(ACTIVITY):
Only the lines containing "icon" should appear in the answer, copied from the listing below.

(EXERCISE MATERIAL):
•••••

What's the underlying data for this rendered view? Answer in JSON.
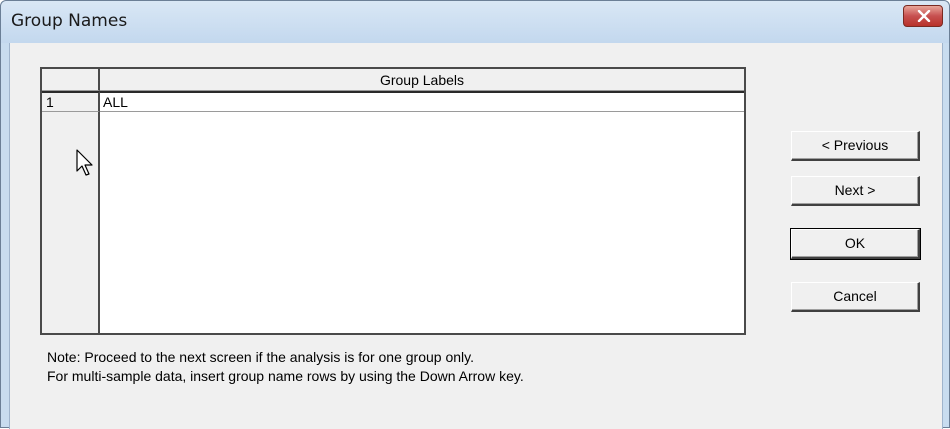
{
  "window": {
    "title": "Group Names",
    "close_icon": "close-icon"
  },
  "grid": {
    "column_header": "Group Labels",
    "rows": [
      {
        "number": "1",
        "label": "ALL"
      }
    ]
  },
  "buttons": {
    "previous": "< Previous",
    "next": "Next >",
    "ok": "OK",
    "cancel": "Cancel"
  },
  "note": {
    "line1": "Note: Proceed to the next screen if the analysis is for one group only.",
    "line2": "For multi-sample data, insert group name rows by using the Down Arrow key."
  },
  "colors": {
    "title_bar": "#c8dcef",
    "close_button": "#c75050",
    "dialog_face": "#f0f0f0"
  }
}
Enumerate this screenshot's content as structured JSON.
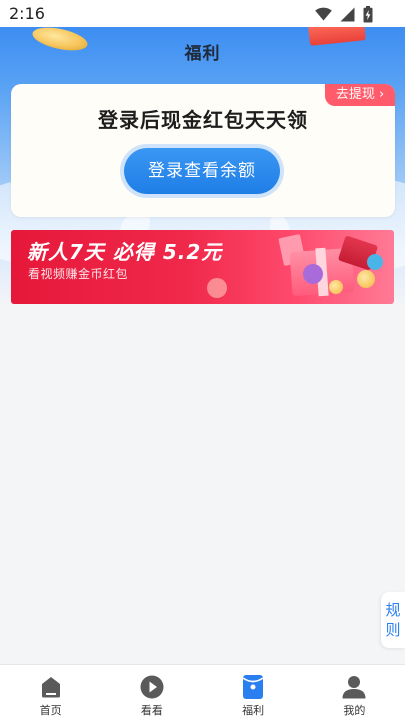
{
  "status_bar": {
    "time": "2:16"
  },
  "header": {
    "title": "福利"
  },
  "login_card": {
    "withdraw_label": "去提现",
    "withdraw_chevron": "›",
    "headline": "登录后现金红包天天领",
    "login_button": "登录查看余额"
  },
  "promo_banner": {
    "title": "新人7天 必得 5.2元",
    "subtitle": "看视频赚金币红包"
  },
  "rules_tab": {
    "chars": [
      "规",
      "则"
    ]
  },
  "bottom_nav": {
    "items": [
      {
        "label": "首页",
        "icon": "home-icon",
        "active": false
      },
      {
        "label": "看看",
        "icon": "play-icon",
        "active": false
      },
      {
        "label": "福利",
        "icon": "welfare-icon",
        "active": true
      },
      {
        "label": "我的",
        "icon": "profile-icon",
        "active": false
      }
    ]
  },
  "colors": {
    "accent_blue": "#2a7ff0",
    "login_button": "#1f7ee6",
    "withdraw_tag": "#ff5b6b",
    "promo_red": "#f0284a",
    "nav_inactive": "#5a5a5a"
  }
}
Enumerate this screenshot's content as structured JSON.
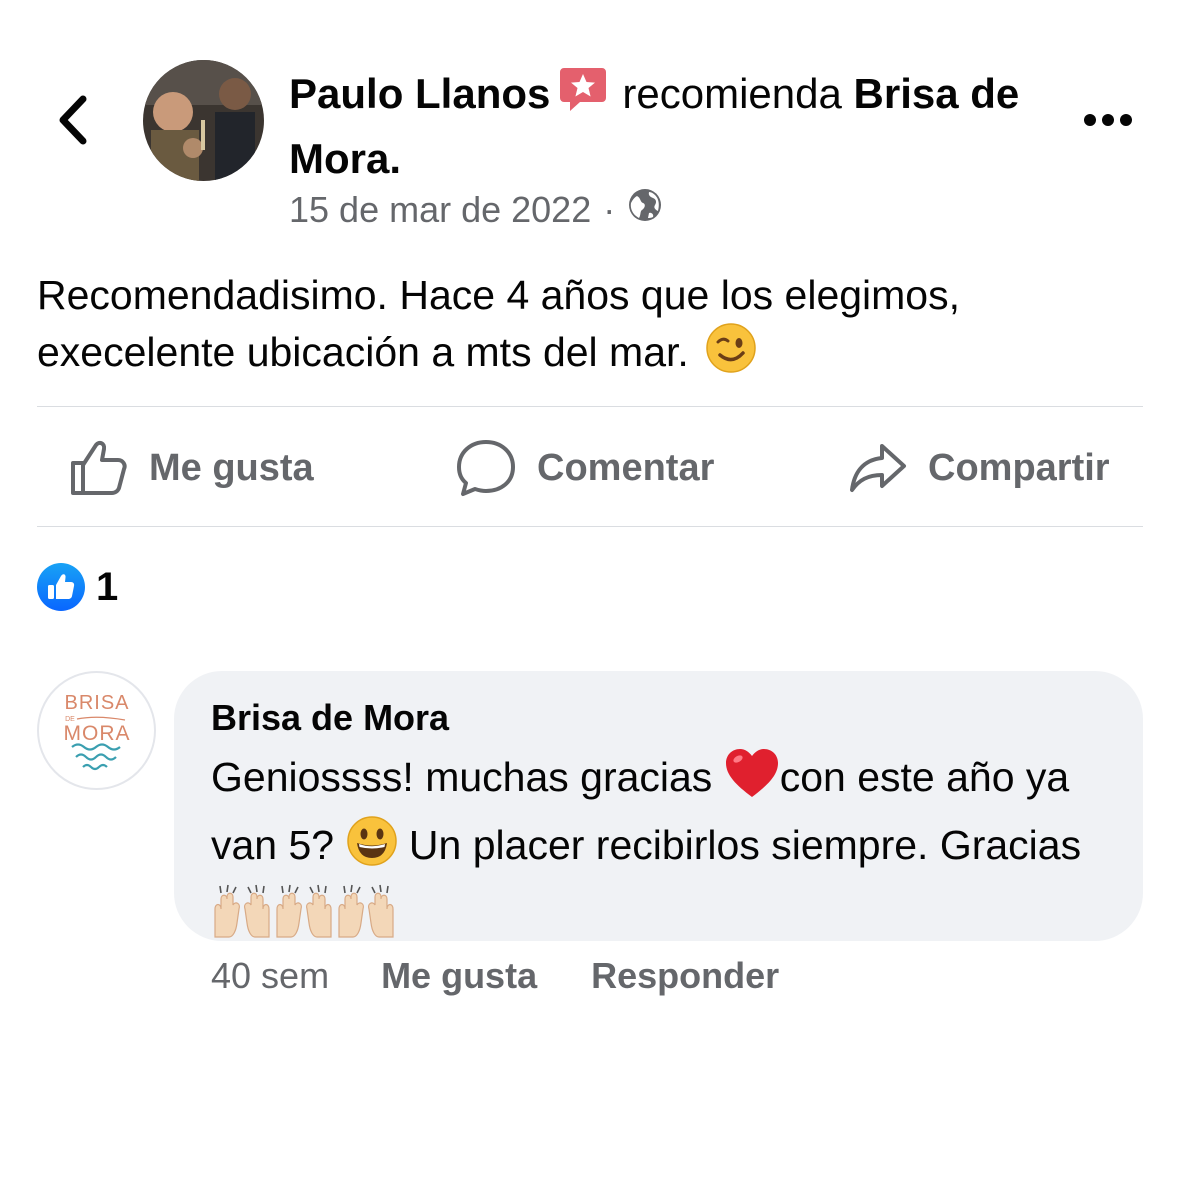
{
  "post": {
    "author": "Paulo Llanos",
    "recommends_text": "recomienda",
    "page_name": "Brisa de Mora.",
    "date": "15 de mar de 2022",
    "dot": "·",
    "privacy_icon": "globe-icon",
    "text": "Recomendadisimo. Hace 4 años que los elegimos, execelente ubicación a mts del mar."
  },
  "actions": {
    "like": "Me gusta",
    "comment": "Comentar",
    "share": "Compartir"
  },
  "reactions": {
    "count": "1",
    "icon": "like-reaction-icon"
  },
  "comment": {
    "author": "Brisa de Mora",
    "avatar_logo_lines": [
      "BRISA",
      "DE",
      "MORA"
    ],
    "text_1": "Geniossss! muchas gracias",
    "text_2": "con este año ya van 5?",
    "text_3": "Un placer recibirlos siempre. Gracias",
    "time": "40 sem",
    "like": "Me gusta",
    "reply": "Responder"
  },
  "colors": {
    "secondary_text": "#65676b",
    "bubble_bg": "#f0f2f5",
    "like_blue": "#1877f2",
    "recommend_red": "#e4606d",
    "logo_orange": "#d9886a",
    "logo_teal": "#3a9fb0"
  }
}
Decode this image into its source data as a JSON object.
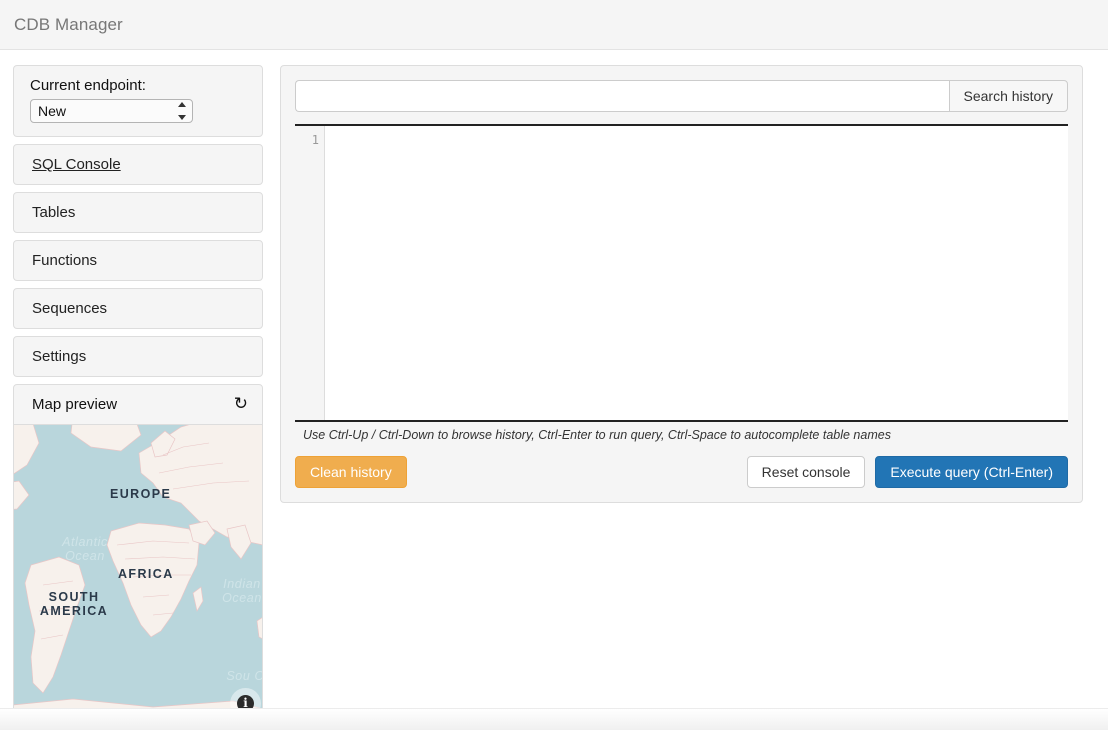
{
  "header": {
    "title": "CDB Manager"
  },
  "sidebar": {
    "endpoint": {
      "label": "Current endpoint:",
      "selected": "New",
      "options": [
        "New"
      ]
    },
    "items": [
      {
        "label": "SQL Console",
        "active": true
      },
      {
        "label": "Tables",
        "active": false
      },
      {
        "label": "Functions",
        "active": false
      },
      {
        "label": "Sequences",
        "active": false
      },
      {
        "label": "Settings",
        "active": false
      }
    ],
    "map_preview": {
      "title": "Map preview",
      "refresh_icon": "refresh-icon",
      "refresh_glyph": "↻",
      "info_glyph": "i",
      "labels": [
        "EUROPE",
        "AFRICA",
        "SOUTH AMERICA",
        "Atlantic Ocean",
        "Indian Ocean",
        "Sou Oc"
      ],
      "colors": {
        "ocean": "#b9d6dc",
        "land": "#f7f1ec",
        "border": "#e9c6c6",
        "label": "#2b3a4a",
        "ocean_label": "#cfe4e8"
      }
    }
  },
  "console": {
    "search": {
      "value": "",
      "placeholder": "",
      "button_label": "Search history"
    },
    "editor": {
      "line_number": "1",
      "code": "",
      "hint": "Use Ctrl-Up / Ctrl-Down to browse history, Ctrl-Enter to run query, Ctrl-Space to autocomplete table names"
    },
    "buttons": {
      "clean_history": "Clean history",
      "reset_console": "Reset console",
      "execute_query": "Execute query (Ctrl-Enter)"
    },
    "colors": {
      "warning": "#f0ad4e",
      "primary": "#2275b5",
      "default": "#ffffff"
    }
  }
}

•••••

(SOLVED EXERCISE):
    "close_icon": "close-icon"
        "icon": "home-icon",
        "icon": "play-icon",
        "icon": "welfare-icon",
        "icon": "profile-icon",
    "privacy_icon": "globe-icon",
    "icon": "like-reaction-icon"
      "refresh_icon": "refresh-icon",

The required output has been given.